Could starting up a business be the best way into work for more women across South Asia? Shivaani Kohok asks why only one in four women in India have paid jobs and what's holding them back from entering the workplace.
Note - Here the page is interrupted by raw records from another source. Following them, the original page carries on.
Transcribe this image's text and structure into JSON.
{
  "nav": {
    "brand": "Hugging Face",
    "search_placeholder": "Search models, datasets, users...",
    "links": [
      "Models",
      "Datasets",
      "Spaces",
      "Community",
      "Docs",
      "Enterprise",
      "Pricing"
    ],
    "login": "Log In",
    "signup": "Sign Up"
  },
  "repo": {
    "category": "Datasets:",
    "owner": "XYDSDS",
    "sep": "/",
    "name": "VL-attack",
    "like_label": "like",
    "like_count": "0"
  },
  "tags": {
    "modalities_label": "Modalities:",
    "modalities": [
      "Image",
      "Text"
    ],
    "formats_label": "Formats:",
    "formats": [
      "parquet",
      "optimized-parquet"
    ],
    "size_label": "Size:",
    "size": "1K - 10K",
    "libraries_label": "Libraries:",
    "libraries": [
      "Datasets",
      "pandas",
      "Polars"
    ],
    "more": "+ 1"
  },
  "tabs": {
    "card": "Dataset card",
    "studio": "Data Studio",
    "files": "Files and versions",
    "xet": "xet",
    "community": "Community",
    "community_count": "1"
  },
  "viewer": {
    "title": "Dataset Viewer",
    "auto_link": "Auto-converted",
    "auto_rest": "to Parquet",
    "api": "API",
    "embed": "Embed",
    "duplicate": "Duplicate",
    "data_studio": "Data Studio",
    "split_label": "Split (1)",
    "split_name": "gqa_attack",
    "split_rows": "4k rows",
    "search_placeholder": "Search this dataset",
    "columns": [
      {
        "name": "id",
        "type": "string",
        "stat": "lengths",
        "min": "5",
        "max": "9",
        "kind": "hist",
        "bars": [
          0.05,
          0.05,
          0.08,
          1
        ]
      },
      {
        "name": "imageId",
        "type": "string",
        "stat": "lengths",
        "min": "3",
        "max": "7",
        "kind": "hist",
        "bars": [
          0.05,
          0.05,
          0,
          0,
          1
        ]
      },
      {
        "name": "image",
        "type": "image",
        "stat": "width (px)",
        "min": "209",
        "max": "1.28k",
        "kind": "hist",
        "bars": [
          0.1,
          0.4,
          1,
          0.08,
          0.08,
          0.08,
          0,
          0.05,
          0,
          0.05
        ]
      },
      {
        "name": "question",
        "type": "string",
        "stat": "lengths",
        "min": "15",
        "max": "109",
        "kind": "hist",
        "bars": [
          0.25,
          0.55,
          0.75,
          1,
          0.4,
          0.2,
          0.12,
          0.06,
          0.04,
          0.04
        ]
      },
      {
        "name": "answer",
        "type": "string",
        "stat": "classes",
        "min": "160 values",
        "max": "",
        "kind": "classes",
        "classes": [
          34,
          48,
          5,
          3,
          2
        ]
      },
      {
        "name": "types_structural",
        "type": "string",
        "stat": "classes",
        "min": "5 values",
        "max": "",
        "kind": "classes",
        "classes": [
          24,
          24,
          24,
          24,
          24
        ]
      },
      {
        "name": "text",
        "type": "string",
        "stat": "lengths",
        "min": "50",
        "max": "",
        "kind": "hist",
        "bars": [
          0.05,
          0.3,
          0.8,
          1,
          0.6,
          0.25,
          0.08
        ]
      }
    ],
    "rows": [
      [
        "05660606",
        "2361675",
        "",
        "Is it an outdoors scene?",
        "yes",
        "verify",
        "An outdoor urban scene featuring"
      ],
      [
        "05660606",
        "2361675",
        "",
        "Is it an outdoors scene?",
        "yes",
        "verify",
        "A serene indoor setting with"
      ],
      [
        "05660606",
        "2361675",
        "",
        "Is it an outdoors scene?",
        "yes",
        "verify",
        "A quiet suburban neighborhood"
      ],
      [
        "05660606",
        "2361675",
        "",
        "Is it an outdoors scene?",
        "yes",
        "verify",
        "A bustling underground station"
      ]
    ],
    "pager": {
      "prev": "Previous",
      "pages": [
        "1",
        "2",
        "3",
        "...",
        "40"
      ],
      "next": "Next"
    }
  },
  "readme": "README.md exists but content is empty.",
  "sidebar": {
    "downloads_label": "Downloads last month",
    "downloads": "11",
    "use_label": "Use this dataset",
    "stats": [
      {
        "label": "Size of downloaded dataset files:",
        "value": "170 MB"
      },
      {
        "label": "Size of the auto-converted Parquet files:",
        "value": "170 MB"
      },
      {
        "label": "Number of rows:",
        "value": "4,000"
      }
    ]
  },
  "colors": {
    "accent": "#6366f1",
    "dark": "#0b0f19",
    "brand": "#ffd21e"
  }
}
She's joined by three women working with entrepreneurs across South Asia.(Picture: A mother and baby treated by the Sehat Kahani healthtech business)


28 Oct 2017

Rank #20